Ricky Rubio repeated a bad habit by picking up two early, silly fouls. The Wolves were (+9) with Ricky on the floor tonight and (-19) with him off it. Even with the foul trouble, Adelman probably should’ve found more than 29 minutes for his by-far-best point guard. The Wolves were (-16) with JJ out there, who was at his worst.

Saving the best for last: Kevin Durant. He was incredible tonight, scoring an efficient 32 points and registering a triple double. There isn’t much he can’t do. He’s not the all-around playmaker that LeBron James is, but his style might be more fun to watch for those of us that appreciate great scoring.

Next game is Wednesday in Mexico City versus the Spurs. Until then.

Season Record: 9-10



Filed under Timberwolves

2 responses to “Losing the ones you’re supposed to lose: (THUNDER 113, Wolves 103)

  1. I missed the game, because I was on an airplane back to Pittsburgh. Sounds like the takeaways were: 1) first half = good, second half = bad. 2) Durant played like an MVP.

    Two questions: 1) How did OKC slow down Martin? 2) Did W. Restbrook check him?

    • 1) They really upped their intensity in the 2nd Half and the Wolves lacked either the intensity or ability to deal with it. (Maybe both?) In any event, a free-flowing first half turned into a bogged down struggle in the second. Coupled with Durant’s awesomeness and, well, you get a ten-point loss after owning a ten-point lead.

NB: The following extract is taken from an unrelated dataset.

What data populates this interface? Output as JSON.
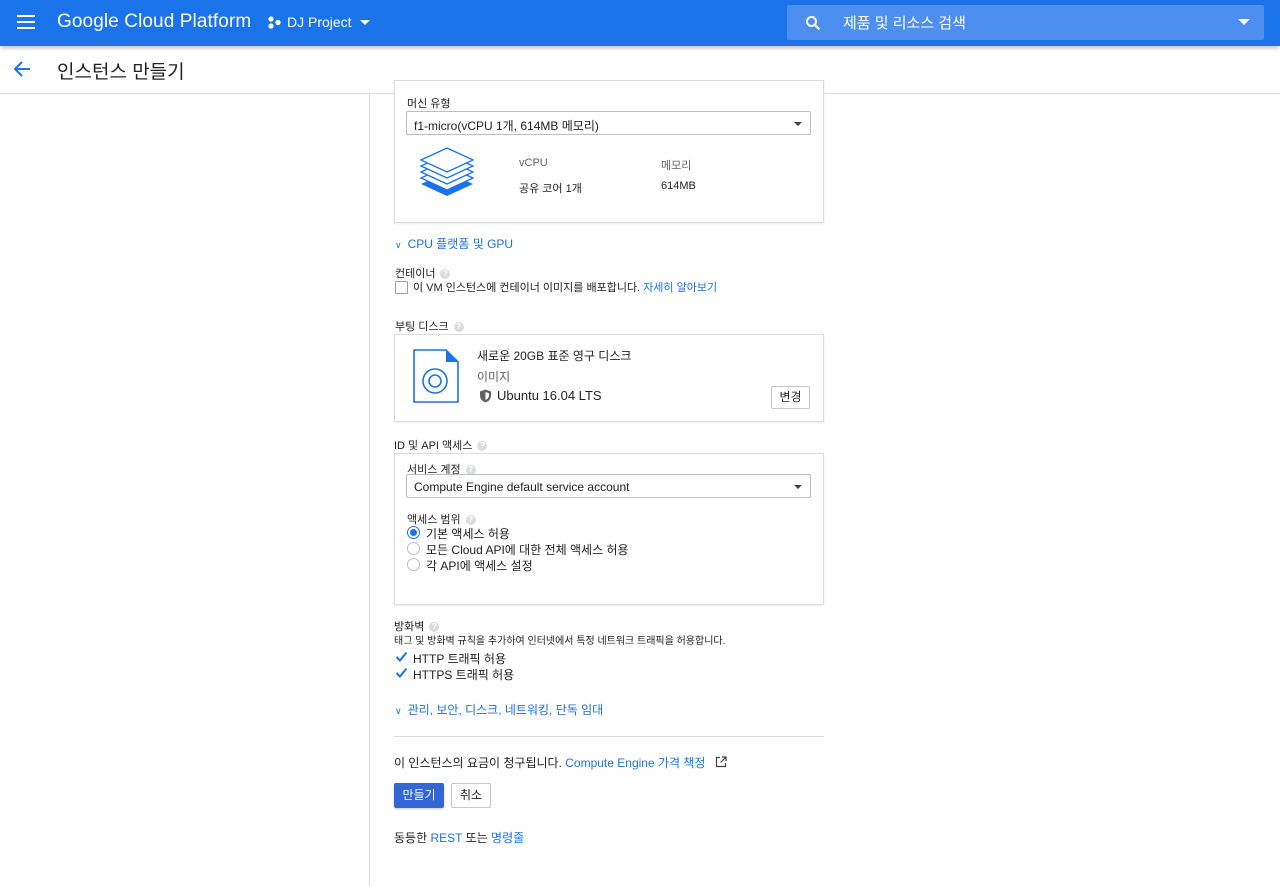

      2) I’d have to go back and check. It wasn’t as much about who was checking him as it was they weren’t able to spring him for open shots like they did earlier in the game. OKC was tougher on the ball and it made shot creation more difficult.

      On some level, the Wolves need to turn defense into offense. When one goes the other seems to go with it. They’re sort of like a college team in that respect.